Reconnecting from the inner stillness

George Keen
George Keen
Stillness. The spacious cricket pitch is busy with movement, but it is ever so still.

Surrounding trees rustle in the cool morning breeze and groups of parents clap and cheer but there is no overall motion, not to Anthony.

Inside he is stagnant, fully detached from the lively environment around him.

The game is played with high speed and energy and, to any spectator's eye, Anthony plays like any other. To them he is just an ordinary boy, enjoying a simple game of cricket.

They are oblivious to the emptiness within, the dark abyss of nothingness that isolates him from the other players.

To Anthony, life never progresses, never changes. He is dead inside a living body.

To him, his life is like the wicket posts. Whilst the rest of the game is moving and changing, the ball spinning, the players running and changing positions, the bat swinging, it is the wickets that remain static.

They merely sit there, removed from the busy nature of the rest of the game, just waiting to be impacted by it.

Anthony is the wickets, normality is the ball.

There are always opportunities for normality to hit Anthony but there is also always the batsman to prevent this from occurring.

Unfortunately he has a very good batsman - his past. He knows he can never be normal and his life can never progress until he overcomes his past.

As his lively body effortlessly plays the physical game of cricket, his inner lifelessness hopelessly plays the endless mental version of the game.

He never used to be like this.

He was a regular boy once. Still, the memories of his horrific past playback in his otherwise empty mind, consuming any other thought or feeling within him and filling it with pain and lack of hope.

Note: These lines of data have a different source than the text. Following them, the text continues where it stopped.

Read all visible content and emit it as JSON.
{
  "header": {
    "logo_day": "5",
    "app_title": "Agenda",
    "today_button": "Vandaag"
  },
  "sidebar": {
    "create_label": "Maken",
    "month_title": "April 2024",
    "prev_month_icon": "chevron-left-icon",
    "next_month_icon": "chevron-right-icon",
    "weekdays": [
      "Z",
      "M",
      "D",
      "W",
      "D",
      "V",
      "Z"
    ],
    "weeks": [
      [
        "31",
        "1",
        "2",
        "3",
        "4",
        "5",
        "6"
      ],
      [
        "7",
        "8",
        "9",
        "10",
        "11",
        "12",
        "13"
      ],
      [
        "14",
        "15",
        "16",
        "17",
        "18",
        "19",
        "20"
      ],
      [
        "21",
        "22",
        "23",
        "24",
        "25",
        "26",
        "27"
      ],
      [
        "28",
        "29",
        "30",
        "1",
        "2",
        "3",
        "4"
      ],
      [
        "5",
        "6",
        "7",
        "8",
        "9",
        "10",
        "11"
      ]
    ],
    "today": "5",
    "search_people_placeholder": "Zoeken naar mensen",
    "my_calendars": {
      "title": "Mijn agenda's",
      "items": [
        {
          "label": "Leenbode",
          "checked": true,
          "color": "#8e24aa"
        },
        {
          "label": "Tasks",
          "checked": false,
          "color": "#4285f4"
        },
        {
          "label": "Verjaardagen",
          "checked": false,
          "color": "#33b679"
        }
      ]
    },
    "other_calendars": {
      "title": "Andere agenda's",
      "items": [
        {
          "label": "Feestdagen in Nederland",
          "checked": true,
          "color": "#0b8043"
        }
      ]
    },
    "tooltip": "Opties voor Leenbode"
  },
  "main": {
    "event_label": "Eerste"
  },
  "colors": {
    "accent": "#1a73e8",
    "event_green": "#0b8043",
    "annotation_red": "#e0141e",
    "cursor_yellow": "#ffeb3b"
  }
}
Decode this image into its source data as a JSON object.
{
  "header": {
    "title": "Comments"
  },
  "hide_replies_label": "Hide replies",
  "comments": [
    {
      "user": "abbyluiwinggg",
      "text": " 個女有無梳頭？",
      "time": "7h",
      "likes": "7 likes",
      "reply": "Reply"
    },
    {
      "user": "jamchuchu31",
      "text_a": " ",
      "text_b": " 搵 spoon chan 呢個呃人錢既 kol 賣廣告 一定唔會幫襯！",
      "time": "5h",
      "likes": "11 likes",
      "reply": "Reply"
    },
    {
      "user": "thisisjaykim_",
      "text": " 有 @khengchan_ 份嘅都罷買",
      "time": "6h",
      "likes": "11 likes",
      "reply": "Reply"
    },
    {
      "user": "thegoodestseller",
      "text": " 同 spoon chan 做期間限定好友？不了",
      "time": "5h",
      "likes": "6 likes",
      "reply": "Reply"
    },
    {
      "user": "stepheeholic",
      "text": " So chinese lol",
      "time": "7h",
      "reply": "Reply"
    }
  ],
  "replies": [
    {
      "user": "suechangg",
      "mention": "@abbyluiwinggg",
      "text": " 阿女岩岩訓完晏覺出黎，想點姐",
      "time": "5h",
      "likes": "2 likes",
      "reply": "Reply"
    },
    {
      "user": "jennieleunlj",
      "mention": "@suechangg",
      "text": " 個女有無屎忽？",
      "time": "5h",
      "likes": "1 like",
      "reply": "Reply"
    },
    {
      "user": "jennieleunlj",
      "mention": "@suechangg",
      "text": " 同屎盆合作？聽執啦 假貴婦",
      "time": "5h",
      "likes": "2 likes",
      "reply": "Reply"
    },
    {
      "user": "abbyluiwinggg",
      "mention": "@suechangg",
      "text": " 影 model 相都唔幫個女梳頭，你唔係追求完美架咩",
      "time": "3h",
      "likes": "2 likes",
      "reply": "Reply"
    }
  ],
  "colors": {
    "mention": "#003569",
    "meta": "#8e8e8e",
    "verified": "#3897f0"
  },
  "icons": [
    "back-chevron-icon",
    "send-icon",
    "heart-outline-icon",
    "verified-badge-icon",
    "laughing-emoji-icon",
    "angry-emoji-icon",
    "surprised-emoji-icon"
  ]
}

He knows that he will never move on, never progress, never leave the ever stillness that his life remains in until he somehow removes those images inside him.

Images of his deceased parents, of the love they once made him feel, of the life he once had. He can never understand how the events of one night could have such an impact on his life.

The blaze that had not only destroyed his home, but had torn from him his loving parents and with them his right to feel love, to feel happiness, to feel human.

Suddenly everything goes silent.

As if the stillness within Anthony has finally infected the outside world as well.

Nobody moves, nobody talks.

What used to be a busy cricket game has a sudden lull as if everybody is taking a breath.

Anthony does not understand.

He has been lost in his inner nothingness for so long that he is completely unaware of what is happening, of how his unconscious fingers clasp the ball in his right hand, how he stands 20 or so metres parallel to the ready batsman, how all his teammates' excited eyes rest upon him in anticipation.

Every parent, every spectator, every player, they all rely on him to make them proud but they do not know how detached he is.

The physical body of Anthony takes a painfully slow backwards step to get a decent run up.

His robotic identity begins to run forward and swing his arms in a circular bowling motion.

It is like time is slowing down as his arms seem to take forever to complete their rotation.

Like crystal balls, tiny beads of sweat line Anthony's brow as his disconnected body releases the ball and sends it like a bullet toward the wickets.

At that moment it is as if time has stopped completely.

For the first time in what has seemed an eternity, Anthony's mind is briefly distracted from his troubled past to take a glimpse at the exhilarating events of the present.

Mind and body become one for a split second and in that imperceptible space of time, everything that is happening, everything he has been oblivious to for so long, floods back to him and just in time to witness his flawless bowl outmanoeuvre the batsman and connect with the wicket posts.

It is like the same thing has happened inside him.

The stillness is over.

- By George Keen; Year 11, East Otago High School. 


This image is East Otago High School art pupil George Keen's first mixed-media work, made primarily with paint, pastel and ink. 

It is a selection of items that have significance to who he is and what he enjoys doing.

''The artwork is based around the theme of 'myself', in the form of still life mixed with a little bit of surrealism, and the arm is to show the idea of someone reaching into my personality and making that connection with the outside world, to reveal the different aspects of what makes up me.''